Much of the country — and a significant portion of the electronics supply chain, I would imagine — ground to a halt last week as snow blanketed the central and eastern portions of the United States, and major airport hubs, including New York, Chicago, and Boston, were shut down.
As I was anxiously awaiting news of my flight status last week (on time!) I recalled a conversation I had with a colleague in the UK during last year's volcanic eruption in Iceland. While most, if not all, flights in Europe and the UK were grounded for an indeterminate period of time, my colleague didn't miss a day of work; nor were shipments between the UK and Europe stymied. Why? The British and European rail system. Neither rain nor snow nor, as it turns out, volcanic dust keeps the British railway from the swift completion of its appointed rounds.

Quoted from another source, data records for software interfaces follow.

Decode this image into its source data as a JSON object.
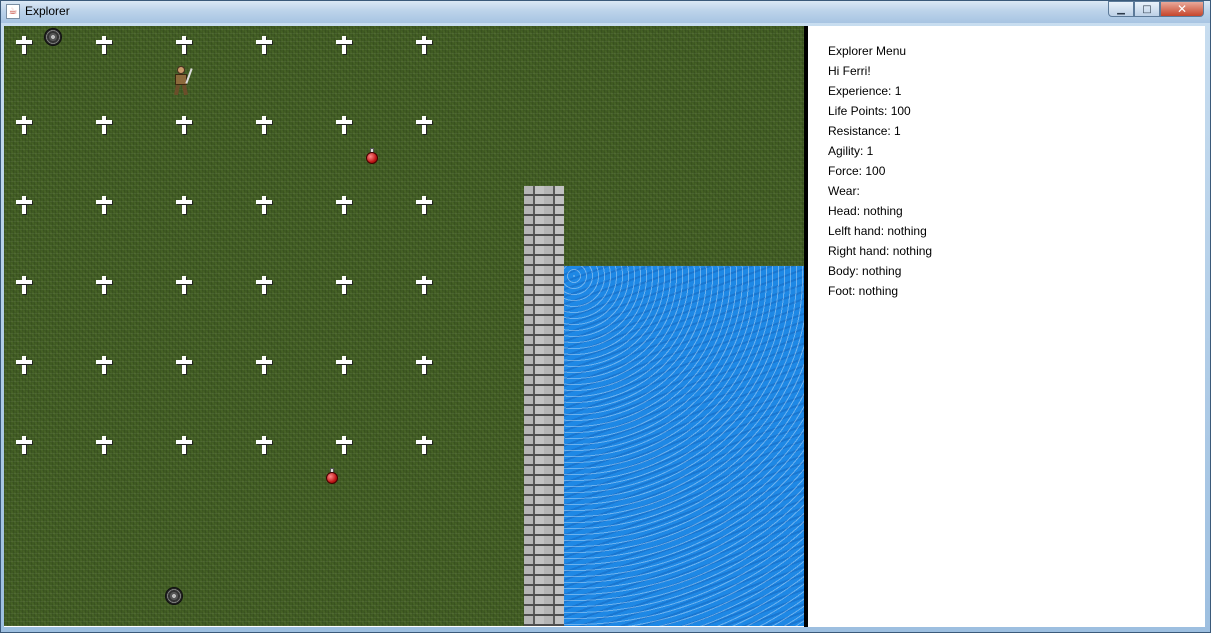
{
  "window": {
    "title": "Explorer",
    "icon": "java-cup-icon",
    "controls": {
      "minimize": "▁",
      "maximize": "□",
      "close": "✕"
    }
  },
  "colors": {
    "grass": "#3f5a22",
    "water": "#1e88e5",
    "wall": "#8a8a8a",
    "divider": "#000000",
    "panel": "#ffffff"
  },
  "map": {
    "graves": {
      "count": 36,
      "icon": "grave-cross-icon"
    },
    "potions": {
      "count": 2,
      "icon": "red-potion-icon"
    },
    "shields": {
      "count": 2,
      "icon": "round-shield-icon"
    },
    "player": {
      "icon": "warrior-icon"
    },
    "terrain": [
      "grass",
      "stone-wall",
      "water"
    ]
  },
  "menu": {
    "title": "Explorer Menu",
    "greeting": "Hi Ferri!",
    "experience": "Experience: 1",
    "life_points": "Life Points: 100",
    "resistance": "Resistance: 1",
    "agility": "Agility: 1",
    "force": "Force: 100",
    "wear": "Wear:",
    "head": "Head: nothing",
    "left_hand": "Lelft hand: nothing",
    "right_hand": "Right hand: nothing",
    "body": "Body: nothing",
    "foot": "Foot: nothing"
  }
}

Trains are not as sexy as airplanes or even ocean liners, but they are the workhorses of the infrastructure. Every time a new offshore region is touted as the next manufacturing hub, infrastructure is the first thing that comes up. In the electronics manufacturing industry, infrastructure is key. So today when the US government unveiled its $53 billion plan to upgrade and build intercity passenger-rail networks, I was interested. Not only would this upgrade boost the electronics industry — non-automotive transportation is a fairly big electronics market — it would improve the infrastructure. Then I reread the article and the words “intercity” and “passenger” finally sunk in. Not that this is a bad thing: Too many US cities don't have commuter rail systems.
But I was also thinking about the nation's infrastructure. As it turns out, there are only seven railroads operating in the US that meet freight railroad standards, according to TrainSpottingWorld:
- Railroad companies in the United States are generally separated into three categories based on their annual revenues: Class I for freight railroads with annual operating revenues above $277.7 million (2004 dollars), Class II for freight railroads with revenues between $10 million and $50 million in 1978 dollars, and Class III for all other freight railroads. These classifications are set by the Association of American Railroads.
In 1939 there were 132 Class I railroads. Today, as the result of mergers and bankruptcies, there are only seven railroads operating in the United States that meet the criteria for Class I. Although Amtrak qualifies for Class I status under the revenue criteria, it is generally not considered a Class I railroad because it is not a freight railroad. As of 2003, there were 141,961 miles (228,464 km) of standard gauge rail tracks in the United States.
The US rail upgrade plan is getting flak already, so don't sell the car just yet. Maybe seven freight railroads are enough. Any thoughts?